London's Tech City welcomes first Chinese tenant
Gaming giant Rekoo sets up European HQ in Silicon Roundabout
London’s Tech City hub has welcomed its first company from mainland Chinese to Silicon Roundabout, with the news that gaming biz Rekoo is setting up its European HQ there.
Rekoo, which was founded in 2008, describes itself as Asia’s “largest social games developer” and outside of its Beijing headquarters already boasts offices in Shanghai, Shenzhen, Chengdu and Tokyo.
There are no handy up-to-date stats but as of a year ago it had around 200 million users and in the region of 20 million active daily users, providing phone and PC games for markets in Asia and the US, Russia and Germany, among others.
Popular games produced by the firm include Sunshine Ranch, Animal Paradise and Fantasy City.
Rekoo VP Lisa Pan had the following in a canned statement picked up by The Guardian:
Companies in the UK produce very high quality games, and being in London means we can attract world-class talent and find new business opportunities with UK and European developers.
The firm will apparently start with just 10 employees in London but expects to expand that to 25 within three years.
Rekoo is also notable for being one of the first Chinese developers to sign a deal with Facebook to distribute its games on the social network.
Last year Facebook engineer David Lim revealed that despite being banned in the People’s Republic, programmers from the country represent 20 per cent of its network in Asia, more than any other country in the region.
The news of Rekoo’s arrival will be welcomed by Tech City and London mayor Boris Johnson, who has been gaffe-ing his way around the Middle Kingdom this past week on a mission to promote London as an attractive destination for Chinese businesses and students.
He was even joined by George Osborne in Beijing as the chancellor used a speech at Peking university to praise Huawei, promote British goods and services, and announce a relaxation on visa rules for Chinese visitors.
He also reiterated that there is no limit on the number of Chinese students that can come to the UK to study - all part of a renewed push to expand bilateral trade to £62.5bn by 2015.

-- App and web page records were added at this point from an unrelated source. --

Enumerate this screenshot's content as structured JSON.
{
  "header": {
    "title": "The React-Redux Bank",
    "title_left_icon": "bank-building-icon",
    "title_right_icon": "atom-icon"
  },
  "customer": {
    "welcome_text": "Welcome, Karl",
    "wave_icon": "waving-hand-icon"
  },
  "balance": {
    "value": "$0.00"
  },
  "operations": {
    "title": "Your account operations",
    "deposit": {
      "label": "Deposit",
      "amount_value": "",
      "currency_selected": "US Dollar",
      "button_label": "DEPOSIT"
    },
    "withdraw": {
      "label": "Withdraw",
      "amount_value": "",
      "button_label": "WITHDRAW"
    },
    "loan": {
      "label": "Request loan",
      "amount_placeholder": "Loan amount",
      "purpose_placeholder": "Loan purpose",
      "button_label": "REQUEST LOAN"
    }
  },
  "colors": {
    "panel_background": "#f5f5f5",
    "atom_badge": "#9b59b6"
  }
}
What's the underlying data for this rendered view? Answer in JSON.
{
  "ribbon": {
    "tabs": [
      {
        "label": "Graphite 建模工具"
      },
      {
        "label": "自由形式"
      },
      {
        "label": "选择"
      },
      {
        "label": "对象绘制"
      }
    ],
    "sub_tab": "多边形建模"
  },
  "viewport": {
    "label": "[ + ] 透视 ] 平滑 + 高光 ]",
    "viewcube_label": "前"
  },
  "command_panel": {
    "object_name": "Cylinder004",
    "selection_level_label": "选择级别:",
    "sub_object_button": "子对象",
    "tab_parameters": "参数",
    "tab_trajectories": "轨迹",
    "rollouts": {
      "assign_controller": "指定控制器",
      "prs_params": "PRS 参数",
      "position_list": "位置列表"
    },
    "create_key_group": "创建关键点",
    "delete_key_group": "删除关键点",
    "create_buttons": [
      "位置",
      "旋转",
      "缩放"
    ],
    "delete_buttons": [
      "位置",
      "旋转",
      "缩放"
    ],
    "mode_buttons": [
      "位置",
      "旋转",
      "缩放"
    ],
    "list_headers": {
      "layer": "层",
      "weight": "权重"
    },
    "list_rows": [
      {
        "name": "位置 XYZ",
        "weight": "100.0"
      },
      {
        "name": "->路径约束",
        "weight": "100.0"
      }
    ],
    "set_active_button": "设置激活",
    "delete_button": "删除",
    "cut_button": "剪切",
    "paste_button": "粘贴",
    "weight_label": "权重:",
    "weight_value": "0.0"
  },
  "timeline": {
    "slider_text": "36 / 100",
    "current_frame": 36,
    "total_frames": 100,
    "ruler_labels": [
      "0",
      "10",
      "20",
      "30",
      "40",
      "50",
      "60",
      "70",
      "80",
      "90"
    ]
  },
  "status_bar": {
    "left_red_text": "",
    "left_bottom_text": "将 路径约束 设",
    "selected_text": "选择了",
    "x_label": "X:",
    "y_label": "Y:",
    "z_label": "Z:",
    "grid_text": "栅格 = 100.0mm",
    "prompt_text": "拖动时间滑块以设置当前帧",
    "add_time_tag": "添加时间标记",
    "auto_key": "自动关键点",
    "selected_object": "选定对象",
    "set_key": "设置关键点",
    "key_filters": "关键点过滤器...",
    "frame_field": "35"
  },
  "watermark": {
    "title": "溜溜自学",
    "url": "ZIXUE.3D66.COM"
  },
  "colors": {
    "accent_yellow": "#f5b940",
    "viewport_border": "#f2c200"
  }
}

With this warm, fuzzy messaging coming from the very top, it’s probably not long before we see more Chinese technology firms follow Rekoo’s footprints into the wilds of Old Street. ®
Sponsored: Benefits from the lessons learned in HPC